A target is important not because it gives us something to politically argue about, but because it gives us an endpoint.
What are your plans and goals for the next year?
If COVID-19 hadn’t happened, I would be in Canada this week. But that’s obviously not happening.
There are a couple of things. You’re right about the state of the environment at the moment, and it is devastating to see the environmental degradation that’s occurred directly because of big mining and development projects that haven’t taken into consideration the rapidly declining number of native species. The bushfires, of course, were confronting for people last summer, but it did put climate change on the agenda. Side note, I’m very clear to call these fires ‘climate fires’ for a reason, because that is what they are.
My goals for the next 12 months are to find ways to connect with people’s concerns. COVID-19 has been really interesting because people have become more aware and appreciative of the environment. I was talking to an indoor plant specialist the other day about this and indoor plant sales have quadrupled. That’s because people are worried about the state of our natural environment and want to bring some of the natural world inside with them. Also, when people got out of lockdown, they spent it in nature. This in and of itself is a really good thing. The more time people spend in nature, the more passionate they will become about wanting to protect it.
On a personal front, I’m also a runner, and I’d really like to do a half marathon before this time next year. I haven’t done a half marathon yet and that is something I would like to achieve!
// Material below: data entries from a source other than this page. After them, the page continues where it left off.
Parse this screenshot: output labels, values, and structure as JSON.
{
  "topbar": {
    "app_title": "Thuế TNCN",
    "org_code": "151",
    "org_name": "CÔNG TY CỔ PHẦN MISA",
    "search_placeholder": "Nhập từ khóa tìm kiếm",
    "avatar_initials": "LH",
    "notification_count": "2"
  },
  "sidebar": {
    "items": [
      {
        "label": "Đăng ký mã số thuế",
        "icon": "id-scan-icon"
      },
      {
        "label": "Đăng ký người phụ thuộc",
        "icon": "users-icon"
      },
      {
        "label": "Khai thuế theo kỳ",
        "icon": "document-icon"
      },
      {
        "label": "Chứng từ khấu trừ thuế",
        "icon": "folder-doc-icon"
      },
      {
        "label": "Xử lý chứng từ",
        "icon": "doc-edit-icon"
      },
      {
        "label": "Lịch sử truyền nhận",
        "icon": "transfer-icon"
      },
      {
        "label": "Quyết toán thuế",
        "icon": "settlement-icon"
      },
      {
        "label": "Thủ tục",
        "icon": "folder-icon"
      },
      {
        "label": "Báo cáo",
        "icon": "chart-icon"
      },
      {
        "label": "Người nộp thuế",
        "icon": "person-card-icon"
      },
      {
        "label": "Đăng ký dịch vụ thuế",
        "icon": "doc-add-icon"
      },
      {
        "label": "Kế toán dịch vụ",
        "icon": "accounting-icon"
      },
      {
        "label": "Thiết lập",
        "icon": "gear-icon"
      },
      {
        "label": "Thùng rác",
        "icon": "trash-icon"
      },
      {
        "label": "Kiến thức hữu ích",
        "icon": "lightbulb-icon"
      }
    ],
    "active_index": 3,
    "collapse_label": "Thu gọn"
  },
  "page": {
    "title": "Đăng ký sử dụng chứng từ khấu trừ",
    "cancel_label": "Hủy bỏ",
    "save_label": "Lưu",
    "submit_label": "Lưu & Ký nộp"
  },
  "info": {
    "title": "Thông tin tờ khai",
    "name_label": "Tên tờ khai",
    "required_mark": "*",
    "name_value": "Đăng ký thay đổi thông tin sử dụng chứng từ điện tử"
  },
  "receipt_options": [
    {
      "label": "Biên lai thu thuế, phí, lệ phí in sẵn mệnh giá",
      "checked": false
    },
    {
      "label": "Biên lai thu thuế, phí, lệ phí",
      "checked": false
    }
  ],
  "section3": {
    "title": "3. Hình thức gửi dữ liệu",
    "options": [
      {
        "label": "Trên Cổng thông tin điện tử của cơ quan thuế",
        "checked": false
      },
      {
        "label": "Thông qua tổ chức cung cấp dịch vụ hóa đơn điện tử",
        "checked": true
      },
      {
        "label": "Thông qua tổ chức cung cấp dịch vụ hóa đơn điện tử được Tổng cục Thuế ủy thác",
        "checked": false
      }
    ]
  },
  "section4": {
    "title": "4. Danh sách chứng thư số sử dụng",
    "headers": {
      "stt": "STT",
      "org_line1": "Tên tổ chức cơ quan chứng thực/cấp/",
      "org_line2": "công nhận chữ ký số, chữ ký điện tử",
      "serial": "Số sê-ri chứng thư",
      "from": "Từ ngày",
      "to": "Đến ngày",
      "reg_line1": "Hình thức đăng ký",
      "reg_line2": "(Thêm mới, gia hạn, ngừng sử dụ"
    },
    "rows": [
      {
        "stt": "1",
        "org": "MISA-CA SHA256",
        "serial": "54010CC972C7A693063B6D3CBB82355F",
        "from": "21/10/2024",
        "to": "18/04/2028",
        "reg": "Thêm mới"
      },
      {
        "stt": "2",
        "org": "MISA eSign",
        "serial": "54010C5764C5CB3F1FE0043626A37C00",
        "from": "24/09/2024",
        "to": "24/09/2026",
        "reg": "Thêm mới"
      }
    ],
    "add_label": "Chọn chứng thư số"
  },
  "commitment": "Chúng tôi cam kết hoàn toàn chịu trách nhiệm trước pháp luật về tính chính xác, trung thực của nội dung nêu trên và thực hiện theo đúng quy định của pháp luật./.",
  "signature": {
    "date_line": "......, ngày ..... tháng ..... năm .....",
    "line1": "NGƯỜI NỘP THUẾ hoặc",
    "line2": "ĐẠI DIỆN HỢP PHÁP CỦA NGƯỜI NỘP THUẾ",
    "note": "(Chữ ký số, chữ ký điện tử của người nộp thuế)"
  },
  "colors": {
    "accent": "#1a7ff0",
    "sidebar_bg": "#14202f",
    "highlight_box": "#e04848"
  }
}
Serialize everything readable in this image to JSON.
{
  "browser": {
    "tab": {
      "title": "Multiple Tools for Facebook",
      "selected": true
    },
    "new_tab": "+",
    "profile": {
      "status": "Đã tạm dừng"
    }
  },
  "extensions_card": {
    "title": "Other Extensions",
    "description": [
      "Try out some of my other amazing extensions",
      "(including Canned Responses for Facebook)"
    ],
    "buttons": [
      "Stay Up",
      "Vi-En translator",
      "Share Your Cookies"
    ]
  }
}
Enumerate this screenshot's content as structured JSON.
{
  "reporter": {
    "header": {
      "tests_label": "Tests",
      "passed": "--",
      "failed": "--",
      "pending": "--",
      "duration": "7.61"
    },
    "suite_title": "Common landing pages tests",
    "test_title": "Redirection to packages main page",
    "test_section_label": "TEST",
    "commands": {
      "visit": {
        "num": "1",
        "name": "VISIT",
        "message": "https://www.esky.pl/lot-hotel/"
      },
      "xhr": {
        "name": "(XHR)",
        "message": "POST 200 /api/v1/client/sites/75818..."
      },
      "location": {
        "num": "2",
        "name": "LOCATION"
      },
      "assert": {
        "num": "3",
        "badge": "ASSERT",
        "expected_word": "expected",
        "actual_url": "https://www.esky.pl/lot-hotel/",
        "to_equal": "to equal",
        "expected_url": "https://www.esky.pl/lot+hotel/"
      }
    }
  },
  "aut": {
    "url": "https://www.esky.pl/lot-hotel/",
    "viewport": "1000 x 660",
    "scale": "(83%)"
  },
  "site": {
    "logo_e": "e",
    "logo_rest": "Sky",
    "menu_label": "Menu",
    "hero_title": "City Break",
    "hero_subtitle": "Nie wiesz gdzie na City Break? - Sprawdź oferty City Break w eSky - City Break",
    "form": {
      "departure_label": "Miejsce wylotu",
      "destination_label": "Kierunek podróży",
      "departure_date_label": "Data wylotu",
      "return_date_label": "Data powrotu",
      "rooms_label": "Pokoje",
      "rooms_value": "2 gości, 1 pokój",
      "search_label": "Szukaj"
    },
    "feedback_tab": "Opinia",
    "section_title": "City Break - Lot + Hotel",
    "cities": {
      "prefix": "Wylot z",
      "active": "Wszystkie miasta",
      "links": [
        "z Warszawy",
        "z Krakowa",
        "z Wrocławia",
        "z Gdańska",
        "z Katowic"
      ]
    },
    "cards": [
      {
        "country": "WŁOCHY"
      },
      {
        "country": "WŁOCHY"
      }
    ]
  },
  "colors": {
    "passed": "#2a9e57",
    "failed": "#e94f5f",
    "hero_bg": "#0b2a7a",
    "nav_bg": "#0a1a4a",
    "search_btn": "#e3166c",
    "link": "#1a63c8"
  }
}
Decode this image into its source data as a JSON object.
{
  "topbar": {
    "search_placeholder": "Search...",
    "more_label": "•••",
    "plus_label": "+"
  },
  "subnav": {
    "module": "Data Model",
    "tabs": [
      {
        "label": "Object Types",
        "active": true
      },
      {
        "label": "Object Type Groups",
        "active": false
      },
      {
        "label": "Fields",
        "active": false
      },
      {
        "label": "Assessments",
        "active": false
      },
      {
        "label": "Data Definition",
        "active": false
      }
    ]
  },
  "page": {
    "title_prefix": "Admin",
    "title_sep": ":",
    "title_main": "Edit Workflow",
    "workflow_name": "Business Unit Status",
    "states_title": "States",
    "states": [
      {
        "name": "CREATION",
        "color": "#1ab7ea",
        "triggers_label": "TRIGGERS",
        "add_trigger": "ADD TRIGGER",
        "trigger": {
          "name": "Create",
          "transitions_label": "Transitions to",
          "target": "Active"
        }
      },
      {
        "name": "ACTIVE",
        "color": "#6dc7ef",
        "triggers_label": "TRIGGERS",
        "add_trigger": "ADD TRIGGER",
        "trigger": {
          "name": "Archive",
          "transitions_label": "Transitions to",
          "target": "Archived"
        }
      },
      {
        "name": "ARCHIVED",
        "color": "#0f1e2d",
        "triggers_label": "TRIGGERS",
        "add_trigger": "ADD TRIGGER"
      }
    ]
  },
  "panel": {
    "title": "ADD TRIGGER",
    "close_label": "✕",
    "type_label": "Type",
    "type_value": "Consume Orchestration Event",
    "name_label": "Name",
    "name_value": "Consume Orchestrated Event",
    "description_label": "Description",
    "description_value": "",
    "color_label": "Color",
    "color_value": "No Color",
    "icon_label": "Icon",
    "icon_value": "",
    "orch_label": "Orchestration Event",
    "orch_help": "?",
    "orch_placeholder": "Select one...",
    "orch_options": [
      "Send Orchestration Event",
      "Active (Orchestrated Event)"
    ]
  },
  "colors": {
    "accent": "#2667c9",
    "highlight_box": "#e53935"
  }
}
Thank you, Sarah!
Make sure to follow Sarah on Instagram and check out her Live with SHY series.